Lab-Grown Skin can be Used for Drug and Cosmetic Testing
Advances in technology and science have made it possible for experts to recreate organs and other body parts in the lab. In one of the latest projects, an international team headed by scientists from King's College London has created a layer of human skin by using stem cells. The researchers believe that the lab-grown skin can potentially replace animal testing.
According to the scientists, the skin they created is different from other lab-grown skin models that have been created in the past because of the permeable barrier. For this study, the researchers had used pluripotent stem cells to help create an epidermis that mimics real human skin. The epidermis, which is the outermost layer of the skin, acts as a protective barrier that prevents moisture from leaving and microbes from entering.
Pluripotent stem cells are unique in that they can grow in multiple ways and take on different functions. The researchers used these cells to create an unlimited supply of skin cells, called keratinoctyes. The team had exposed the skin cells to varying degrees of humidities and then formed them into a layer with an end result that resembled the barrier of human skin. When biopsies were taken of the keratinocytes, the researchers found that these cells were not significantly different in terms of function and structure when compared to the cells taken from normal human skin.
"This is a new and suitable model that can be used for testing new drugs and cosmetics and can replace animal models," Lead researcher Dr. Dusko Ilic, of King's College London, told BBC News. "It is cheap, it is easy to scale up and it is reproducible."

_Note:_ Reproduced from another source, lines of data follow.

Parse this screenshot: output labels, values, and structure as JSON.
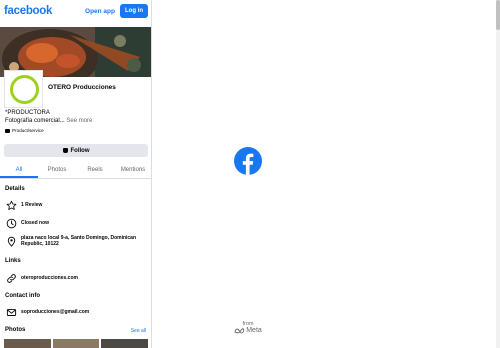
{
  "header": {
    "brand": "facebook",
    "open_app": "Open app",
    "login": "Log in"
  },
  "profile": {
    "name": "OTERO Producciones",
    "category_line": "*PRODUCTORA",
    "bio": "Fotografía comercial...",
    "see_more": "See more",
    "type": "Product/service",
    "follow": "Follow"
  },
  "tabs": [
    {
      "label": "All",
      "active": true
    },
    {
      "label": "Photos"
    },
    {
      "label": "Reels"
    },
    {
      "label": "Mentions"
    }
  ],
  "details": {
    "title": "Details",
    "reviews": "1 Review",
    "hours": "Closed now",
    "address": "plaza naco local 9-a, Santo Domingo, Dominican Republic, 10122"
  },
  "links": {
    "title": "Links",
    "website": "oteroproducciones.com"
  },
  "contact": {
    "title": "Contact info",
    "email": "soproducciones@gmail.com"
  },
  "photos": {
    "title": "Photos",
    "see_all": "See all"
  },
  "footer": {
    "from": "from",
    "meta": "Meta"
  },
  "colors": {
    "brand": "#1877f2",
    "avatar_ring": "#9dd11e"
  },
  "icons": [
    "star-icon",
    "clock-icon",
    "location-pin-icon",
    "link-icon",
    "mail-icon",
    "facebook-logo-icon",
    "meta-logo-icon",
    "briefcase-icon",
    "messenger-icon"
  ]
}
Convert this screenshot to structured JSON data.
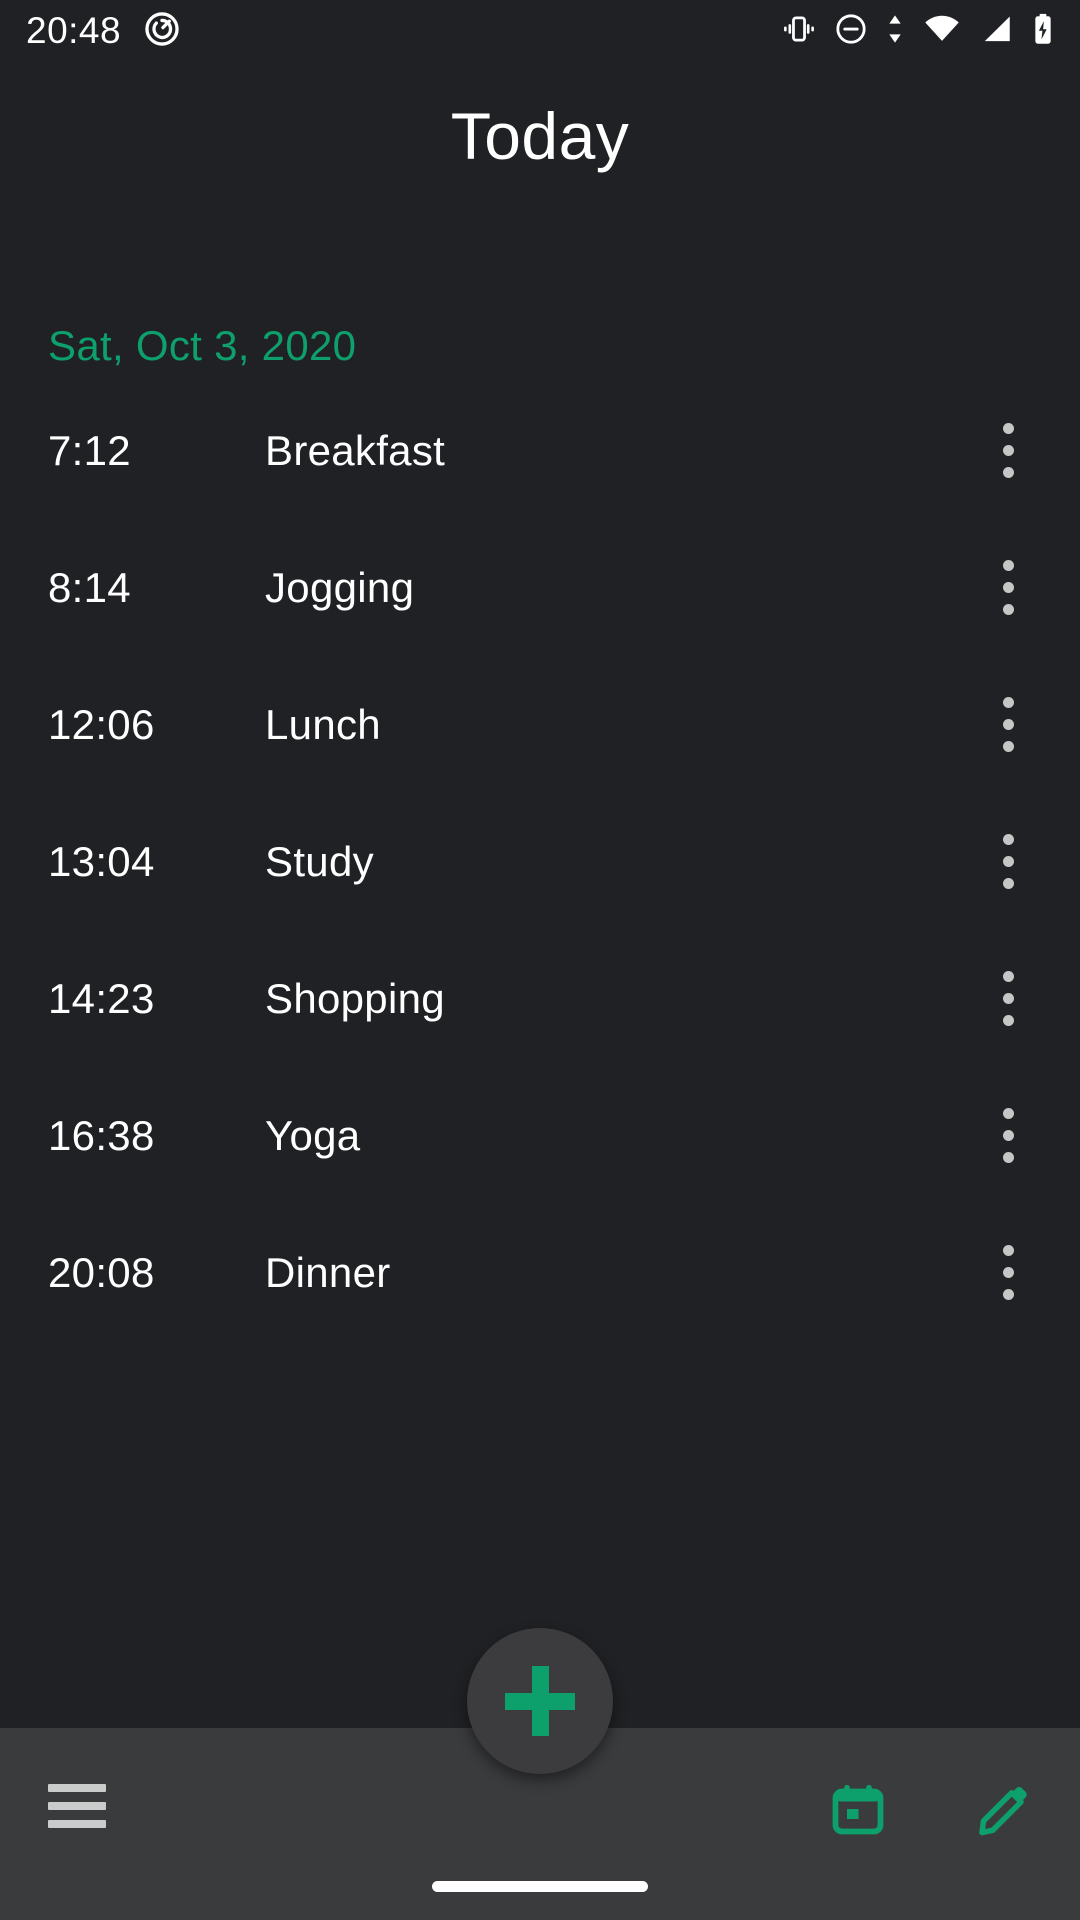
{
  "status_bar": {
    "time": "20:48",
    "left_icons": [
      {
        "name": "app-notification-icon",
        "label": "screen-record-badge"
      }
    ],
    "right_icons": [
      {
        "name": "vibrate-icon",
        "label": "Vibrate"
      },
      {
        "name": "do-not-disturb-icon",
        "label": "Do Not Disturb"
      },
      {
        "name": "data-transfer-icon",
        "label": "Data transfer"
      },
      {
        "name": "wifi-icon",
        "label": "Wi-Fi"
      },
      {
        "name": "cellular-signal-icon",
        "label": "Cellular signal"
      },
      {
        "name": "battery-charging-icon",
        "label": "Battery charging"
      }
    ]
  },
  "header": {
    "title": "Today"
  },
  "section": {
    "date_label": "Sat, Oct 3, 2020"
  },
  "entries": [
    {
      "time": "7:12",
      "title": "Breakfast",
      "menu": "overflow-menu"
    },
    {
      "time": "8:14",
      "title": "Jogging",
      "menu": "overflow-menu"
    },
    {
      "time": "12:06",
      "title": "Lunch",
      "menu": "overflow-menu"
    },
    {
      "time": "13:04",
      "title": "Study",
      "menu": "overflow-menu"
    },
    {
      "time": "14:23",
      "title": "Shopping",
      "menu": "overflow-menu"
    },
    {
      "time": "16:38",
      "title": "Yoga",
      "menu": "overflow-menu"
    },
    {
      "time": "20:08",
      "title": "Dinner",
      "menu": "overflow-menu"
    }
  ],
  "fab": {
    "icon": "plus-icon",
    "label": "Add entry"
  },
  "bottom_bar": {
    "menu_icon": "hamburger-menu-icon",
    "calendar_icon": "calendar-icon",
    "edit_icon": "pencil-edit-icon"
  },
  "system_nav": {
    "gesture_pill": "home-gesture-pill"
  },
  "colors": {
    "background": "#202124",
    "bottom_bar": "#3a3b3d",
    "accent_green": "#0EA06C",
    "text_primary": "#ffffff",
    "icon_muted": "#c4c7c5",
    "fab_surface": "#3c3c3e"
  }
}
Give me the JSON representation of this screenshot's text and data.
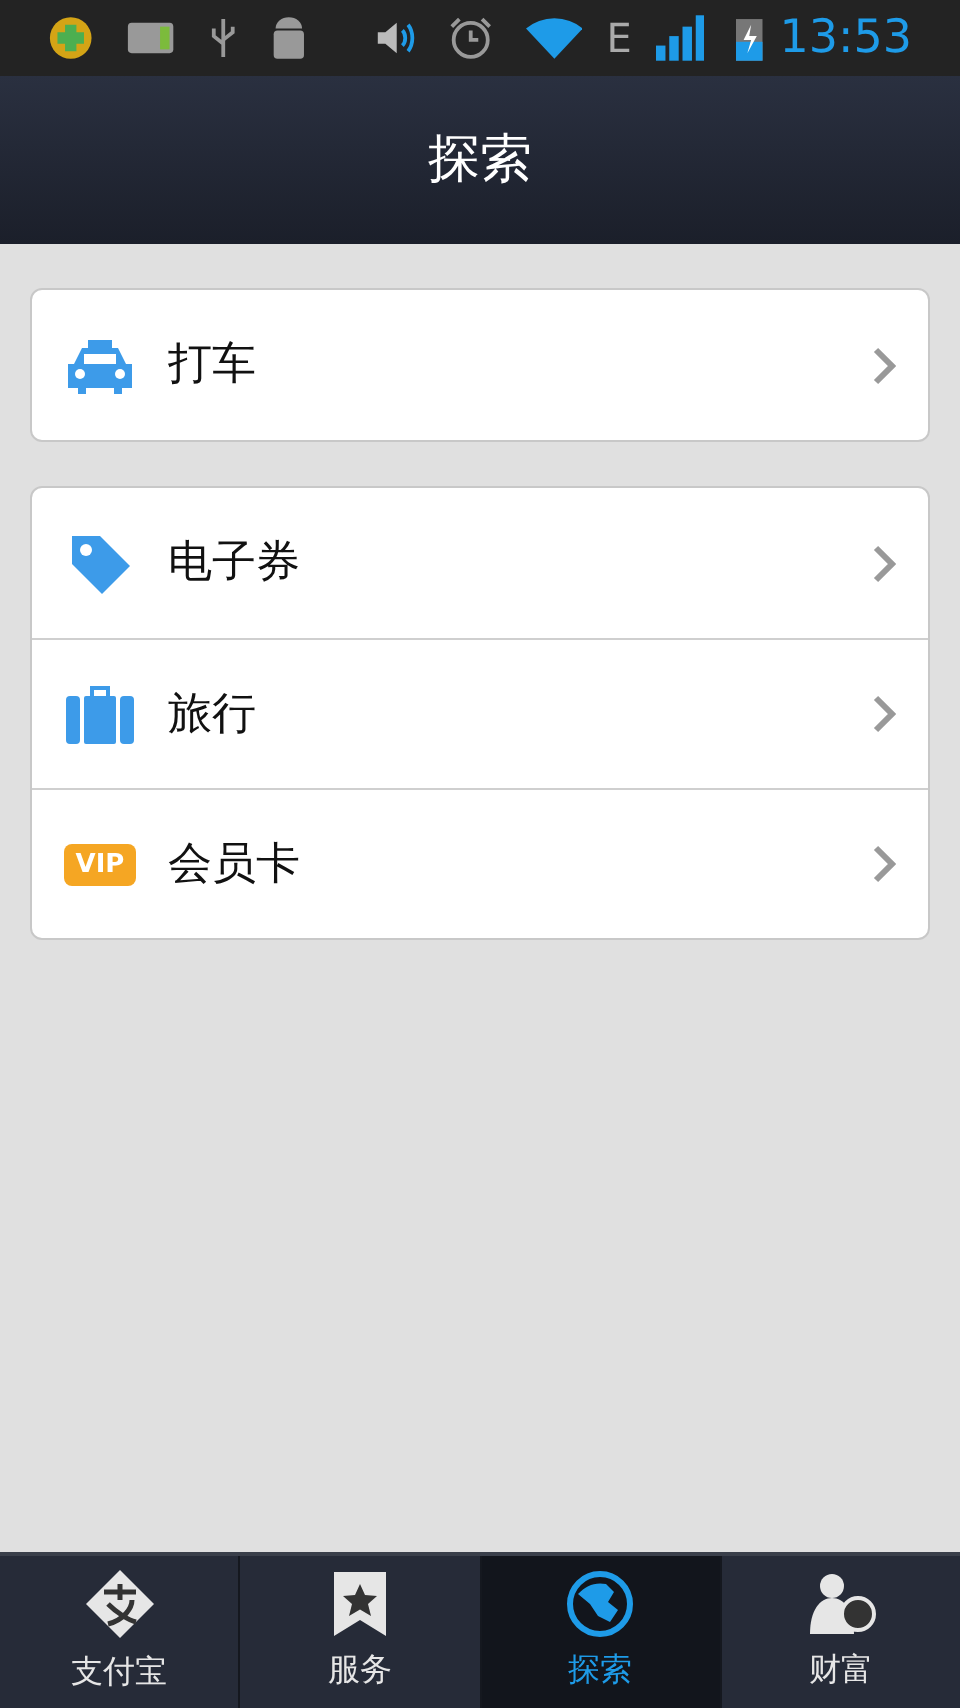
{
  "status_bar": {
    "network": "E",
    "time": "13:53"
  },
  "header": {
    "title": "探索"
  },
  "groups": [
    {
      "items": [
        {
          "kind": "taxi",
          "label": "打车"
        }
      ]
    },
    {
      "items": [
        {
          "kind": "coupon",
          "label": "电子券"
        },
        {
          "kind": "travel",
          "label": "旅行"
        },
        {
          "kind": "vip",
          "label": "会员卡",
          "badge": "VIP"
        }
      ]
    }
  ],
  "tabs": [
    {
      "kind": "alipay",
      "label": "支付宝",
      "selected": false
    },
    {
      "kind": "service",
      "label": "服务",
      "selected": false
    },
    {
      "kind": "explore",
      "label": "探索",
      "selected": true
    },
    {
      "kind": "wealth",
      "label": "财富",
      "selected": false
    }
  ]
}
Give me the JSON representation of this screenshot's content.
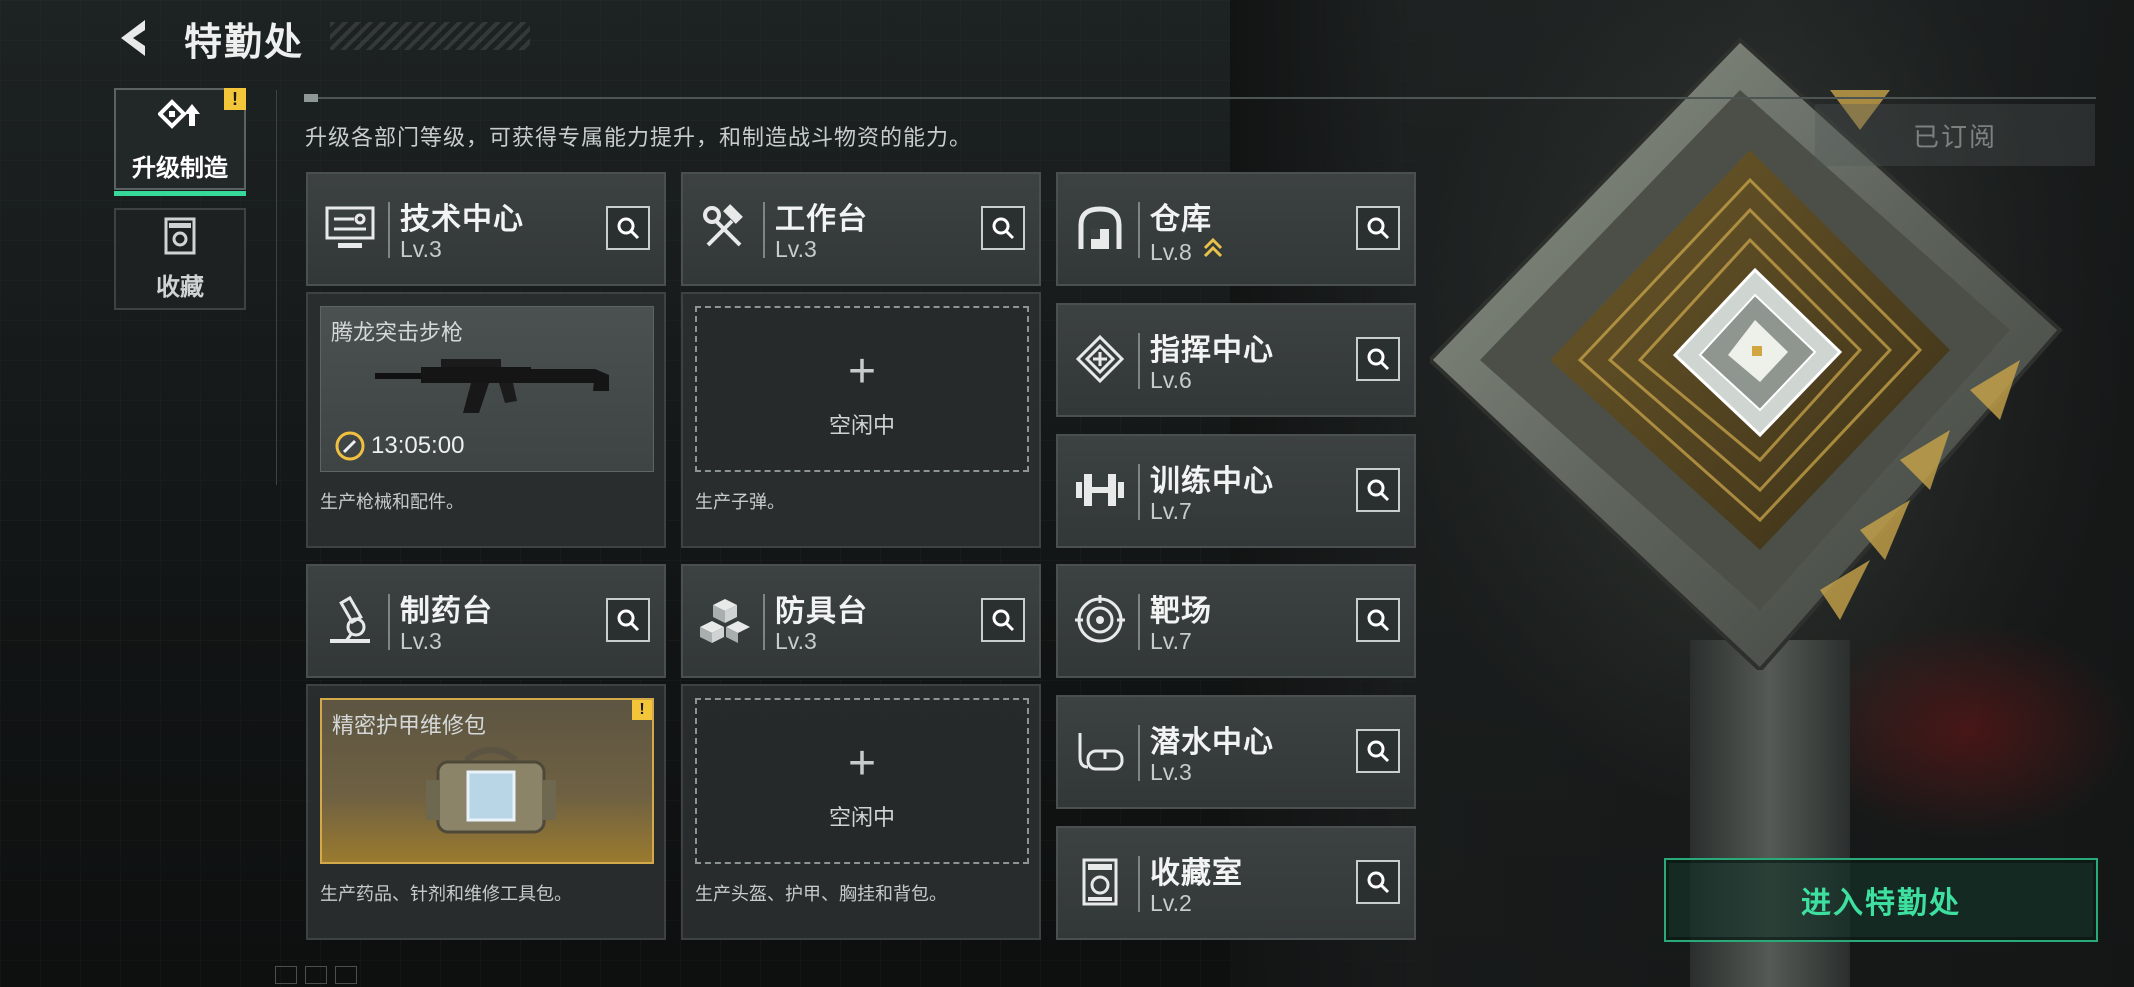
{
  "header": {
    "title": "特勤处"
  },
  "tabs": [
    {
      "label": "升级制造",
      "active": true,
      "badge": "!"
    },
    {
      "label": "收藏",
      "active": false
    }
  ],
  "description": "升级各部门等级，可获得专属能力提升，和制造战斗物资的能力。",
  "subscribed_label": "已订阅",
  "enter_label": "进入特勤处",
  "departments": {
    "tech": {
      "name": "技术中心",
      "level": "Lv.3",
      "icon": "tech-center-icon"
    },
    "workbench": {
      "name": "工作台",
      "level": "Lv.3",
      "icon": "wrench-hammer-icon"
    },
    "pharmacy": {
      "name": "制药台",
      "level": "Lv.3",
      "icon": "microscope-icon"
    },
    "armor": {
      "name": "防具台",
      "level": "Lv.3",
      "icon": "cubes-icon"
    },
    "warehouse": {
      "name": "仓库",
      "level": "Lv.8",
      "icon": "warehouse-icon",
      "upgradable": true
    },
    "command": {
      "name": "指挥中心",
      "level": "Lv.6",
      "icon": "command-icon"
    },
    "training": {
      "name": "训练中心",
      "level": "Lv.7",
      "icon": "dumbbell-icon"
    },
    "range": {
      "name": "靶场",
      "level": "Lv.7",
      "icon": "target-icon"
    },
    "diving": {
      "name": "潜水中心",
      "level": "Lv.3",
      "icon": "diving-mask-icon"
    },
    "collection": {
      "name": "收藏室",
      "level": "Lv.2",
      "icon": "collection-icon"
    }
  },
  "slots": {
    "tech": {
      "item_name": "腾龙突击步枪",
      "timer": "13:05:00",
      "desc": "生产枪械和配件。"
    },
    "workbench": {
      "idle_label": "空闲中",
      "plus": "+",
      "desc": "生产子弹。"
    },
    "pharmacy": {
      "item_name": "精密护甲维修包",
      "warn": "!",
      "desc": "生产药品、针剂和维修工具包。"
    },
    "armor": {
      "idle_label": "空闲中",
      "plus": "+",
      "desc": "生产头盔、护甲、胸挂和背包。"
    }
  },
  "colors": {
    "accent_green": "#37d99a",
    "warning_yellow": "#f3c63a",
    "rare_gold": "#d3a94a"
  }
}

Not only can this lab-grown skin be used for drug and cosmetic testing, the researchers believe that it can help create new treatments for different skin conditions. Researcher Dr. Theodora Mauro stated that they could potentially observe how the barrier becomes jeopardized or impaired, which could help them find better treatments.
"This new human skin model is superior scientifically to killing rabbits, pigs, rats or other animals for their skin and hoping that research findings will be applicable to people - which they often aren't, due to species differences in skin permeability, immunology, and other factors," Research and toxicology director Troy Seidle said.
The study was published in Stem Cell Reports.